======== Source data ========

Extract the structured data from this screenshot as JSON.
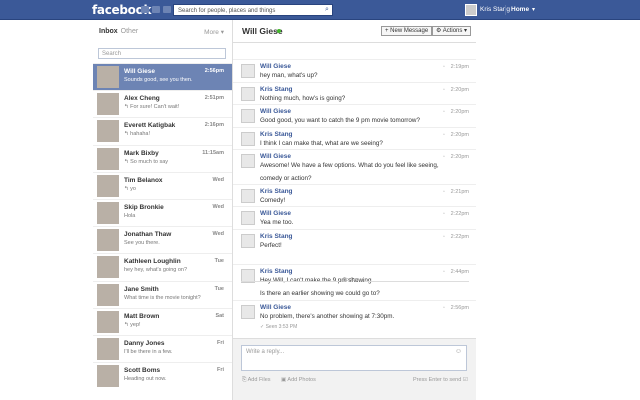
{
  "topbar": {
    "logo": "facebook",
    "search_placeholder": "Search for people, places and things",
    "search_icon": "search-icon",
    "user_name": "Kris Stang",
    "home_label": "Home",
    "caret": "▾"
  },
  "left": {
    "inbox_label": "Inbox",
    "other_label": "Other",
    "more_label": "More ▾",
    "search_placeholder": "Search",
    "threads": [
      {
        "name": "Will Giese",
        "snippet": "Sounds good, see you then.",
        "time": "2:56pm",
        "selected": true
      },
      {
        "name": "Alex Cheng",
        "snippet": "↰ For sure! Can't wait!",
        "time": "2:51pm"
      },
      {
        "name": "Everett Katigbak",
        "snippet": "↰ hahaha!",
        "time": "2:16pm"
      },
      {
        "name": "Mark Bixby",
        "snippet": "↰ So much to say",
        "time": "11:15am"
      },
      {
        "name": "Tim Belanox",
        "snippet": "↰ yo",
        "time": "Wed"
      },
      {
        "name": "Skip Bronkie",
        "snippet": "Hola",
        "time": "Wed"
      },
      {
        "name": "Jonathan Thaw",
        "snippet": "See you there.",
        "time": "Wed"
      },
      {
        "name": "Kathleen Loughlin",
        "snippet": "hey hey, what's going on?",
        "time": "Tue"
      },
      {
        "name": "Jane Smith",
        "snippet": "What time is the movie tonight?",
        "time": "Tue"
      },
      {
        "name": "Matt Brown",
        "snippet": "↰ yep!",
        "time": "Sat"
      },
      {
        "name": "Danny Jones",
        "snippet": "I'll be there in a few.",
        "time": "Fri"
      },
      {
        "name": "Scott Boms",
        "snippet": "Heading out now.",
        "time": "Fri"
      }
    ]
  },
  "conversation": {
    "title": "Will Giese",
    "new_message_label": "+ New Message",
    "actions_label": "⚙ Actions ▾",
    "messages": [
      {
        "author": "Will Giese",
        "lines": [
          "hey man, what's up?"
        ],
        "time": "2:19pm"
      },
      {
        "author": "Kris Stang",
        "lines": [
          "Nothing much, how's is going?"
        ],
        "time": "2:20pm"
      },
      {
        "author": "Will Giese",
        "lines": [
          "Good good, you want to catch the 9 pm movie tomorrow?"
        ],
        "time": "2:20pm"
      },
      {
        "author": "Kris Stang",
        "lines": [
          "I think I can make that, what are we seeing?"
        ],
        "time": "2:20pm"
      },
      {
        "author": "Will Giese",
        "lines": [
          "Awesome! We have a few options. What do you feel like seeing,",
          "comedy or action?"
        ],
        "time": "2:20pm"
      },
      {
        "author": "Kris Stang",
        "lines": [
          "Comedy!"
        ],
        "time": "2:21pm"
      },
      {
        "author": "Will Giese",
        "lines": [
          "Yea me too."
        ],
        "time": "2:22pm"
      },
      {
        "author": "Kris Stang",
        "lines": [
          "Perfect!"
        ],
        "time": "2:22pm"
      },
      {
        "author": "Kris Stang",
        "lines": [
          "Hey Will, I can't make the 9 pm showing.",
          "Is there an earlier showing we could go to?"
        ],
        "time": "2:44pm"
      },
      {
        "author": "Will Giese",
        "lines": [
          "No problem, there's another showing at 7:30pm."
        ],
        "time": "2:56pm"
      }
    ],
    "today_label": "Today",
    "seen_label": "✓ Seen 3:53 PM",
    "reply_placeholder": "Write a reply...",
    "add_files": "Add Files",
    "add_photos": "Add Photos",
    "press_enter": "Press Enter to send"
  }
}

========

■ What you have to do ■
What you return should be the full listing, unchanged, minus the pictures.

■ Response area ■
Extract the structured data from this screenshot as JSON.
{
  "topbar": {
    "logo": "facebook",
    "search_placeholder": "Search for people, places and things",
    "search_icon": "search-icon",
    "user_name": "Kris Stang",
    "home_label": "Home",
    "caret": "▾"
  },
  "left": {
    "inbox_label": "Inbox",
    "other_label": "Other",
    "more_label": "More ▾",
    "search_placeholder": "Search",
    "threads": [
      {
        "name": "Will Giese",
        "snippet": "Sounds good, see you then.",
        "time": "2:56pm",
        "selected": true
      },
      {
        "name": "Alex Cheng",
        "snippet": "↰ For sure! Can't wait!",
        "time": "2:51pm"
      },
      {
        "name": "Everett Katigbak",
        "snippet": "↰ hahaha!",
        "time": "2:16pm"
      },
      {
        "name": "Mark Bixby",
        "snippet": "↰ So much to say",
        "time": "11:15am"
      },
      {
        "name": "Tim Belanox",
        "snippet": "↰ yo",
        "time": "Wed"
      },
      {
        "name": "Skip Bronkie",
        "snippet": "Hola",
        "time": "Wed"
      },
      {
        "name": "Jonathan Thaw",
        "snippet": "See you there.",
        "time": "Wed"
      },
      {
        "name": "Kathleen Loughlin",
        "snippet": "hey hey, what's going on?",
        "time": "Tue"
      },
      {
        "name": "Jane Smith",
        "snippet": "What time is the movie tonight?",
        "time": "Tue"
      },
      {
        "name": "Matt Brown",
        "snippet": "↰ yep!",
        "time": "Sat"
      },
      {
        "name": "Danny Jones",
        "snippet": "I'll be there in a few.",
        "time": "Fri"
      },
      {
        "name": "Scott Boms",
        "snippet": "Heading out now.",
        "time": "Fri"
      }
    ]
  },
  "conversation": {
    "title": "Will Giese",
    "new_message_label": "+ New Message",
    "actions_label": "⚙ Actions ▾",
    "messages": [
      {
        "author": "Will Giese",
        "lines": [
          "hey man, what's up?"
        ],
        "time": "2:19pm"
      },
      {
        "author": "Kris Stang",
        "lines": [
          "Nothing much, how's is going?"
        ],
        "time": "2:20pm"
      },
      {
        "author": "Will Giese",
        "lines": [
          "Good good, you want to catch the 9 pm movie tomorrow?"
        ],
        "time": "2:20pm"
      },
      {
        "author": "Kris Stang",
        "lines": [
          "I think I can make that, what are we seeing?"
        ],
        "time": "2:20pm"
      },
      {
        "author": "Will Giese",
        "lines": [
          "Awesome! We have a few options. What do you feel like seeing,",
          "comedy or action?"
        ],
        "time": "2:20pm"
      },
      {
        "author": "Kris Stang",
        "lines": [
          "Comedy!"
        ],
        "time": "2:21pm"
      },
      {
        "author": "Will Giese",
        "lines": [
          "Yea me too."
        ],
        "time": "2:22pm"
      },
      {
        "author": "Kris Stang",
        "lines": [
          "Perfect!"
        ],
        "time": "2:22pm"
      },
      {
        "author": "Kris Stang",
        "lines": [
          "Hey Will, I can't make the 9 pm showing.",
          "Is there an earlier showing we could go to?"
        ],
        "time": "2:44pm"
      },
      {
        "author": "Will Giese",
        "lines": [
          "No problem, there's another showing at 7:30pm."
        ],
        "time": "2:56pm"
      }
    ],
    "today_label": "Today",
    "seen_label": "✓ Seen 3:53 PM",
    "reply_placeholder": "Write a reply...",
    "add_files": "Add Files",
    "add_photos": "Add Photos",
    "press_enter": "Press Enter to send"
  }
}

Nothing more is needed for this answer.